As it stands computers require a lot of electricity to compute information and store all the data they collect. They also give off a lot of heat. That's prompted research work in coming up with an alternative. One that's popular among researchers is using magnetic spin waves instead of electricity.
Over the years researchers have created magnetic-based spintronic devices that don't require much in the way of electricity and don't generate heat. Spintronic devices work by tweaking the spin-wave properties so that they produce something that can be measured and correlated to computation.
Spin waves, which are bursts of energy with small wavelengths, throw off chunks that are called magnons. Magnons aren't particles like electrons, but they can be measured for computing. In order to modulate the spin-wave, researchers are required to inject electrical currents. But doing that requires extra components and causes signal noise, canceling out any performance gains.
To overcome that, the MIT engineers created a circuit architecture that uses a nanometer-wide domain wall in layered nanofilms of magnetic material to change the spin-wave as it passes. As a result, there isn't a need for extra components nor the electrical current. The spin-wave can be changed to control where the nanometer wall is located, creating two changing spin waves that correlate with 1s and 0s.
Wave computing becoming a reality
“People are beginning to look for computing beyond silicon. Wave computing is a promising alternative,” says Luqiao Liu, a professor in the Department of Electrical Engineering and Computer Science (EECS) and principal investigator of the Spintronic Material and Device Group in the Research Laboratory of Electronics said in a press release highlighting the work. “By using this narrow domain wall, we can modulate the spin-wave and create these two separate states, without any real energy costs. We just rely on spin waves and intrinsic magnetic material.”

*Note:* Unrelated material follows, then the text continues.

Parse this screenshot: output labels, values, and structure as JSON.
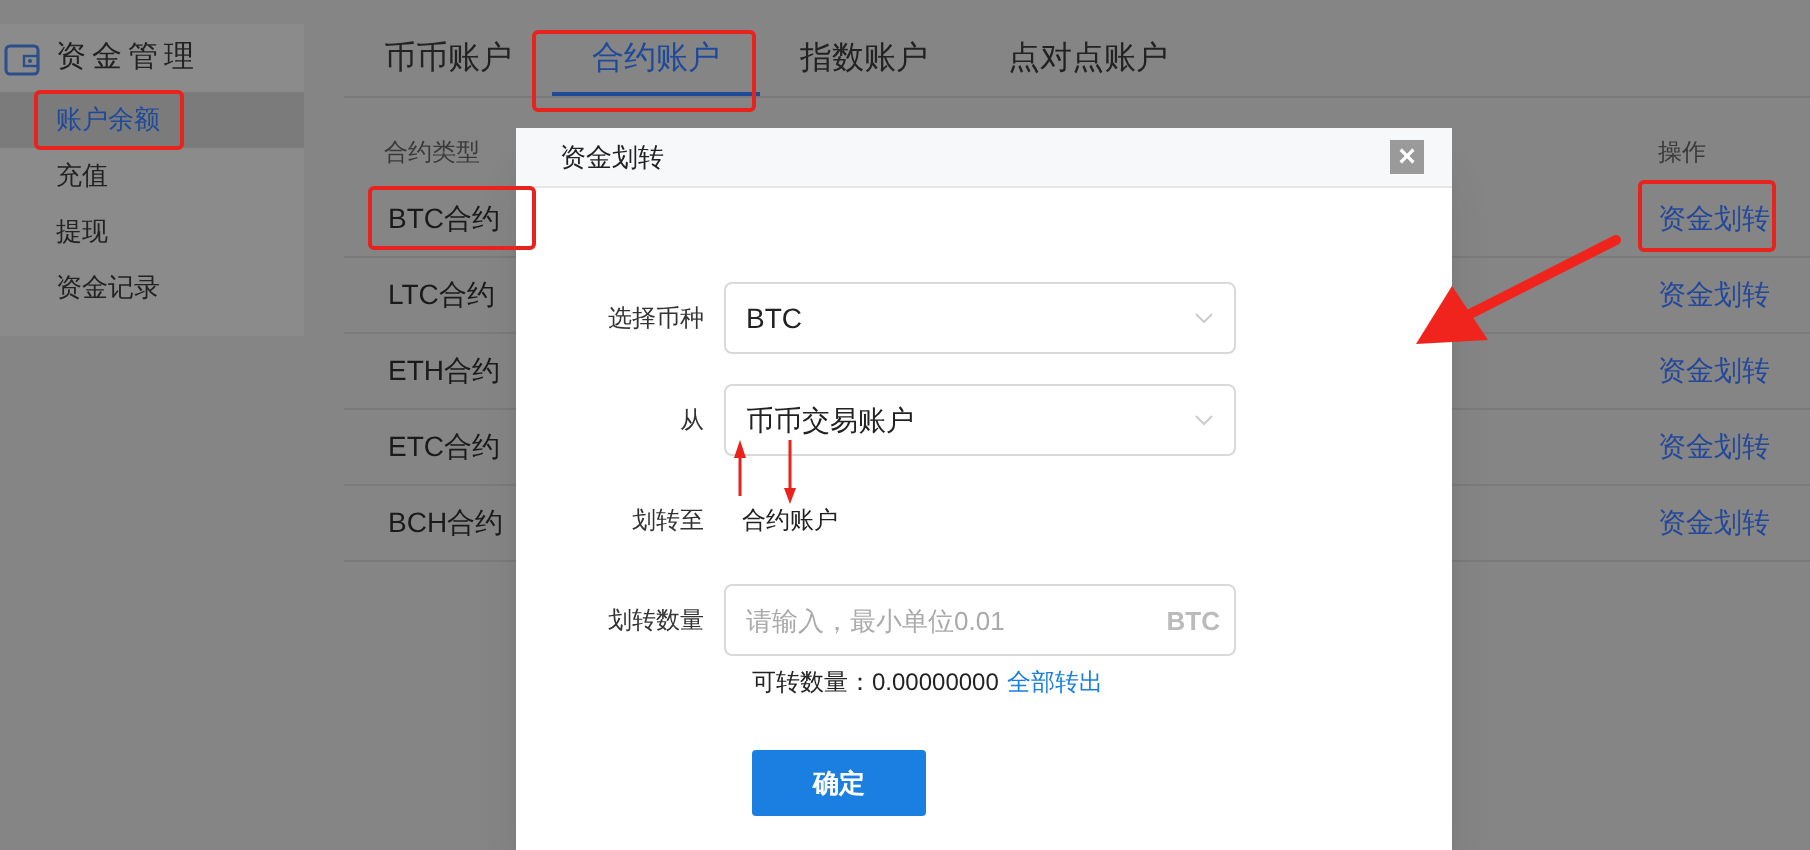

The circuitry created by the MIT engineers could enable wave-based computing for specific tasks such as "fast Fourier transform," which MIT said is a signal-processing technique. The team is now aiming to build a wave circuit that can execute basic computations.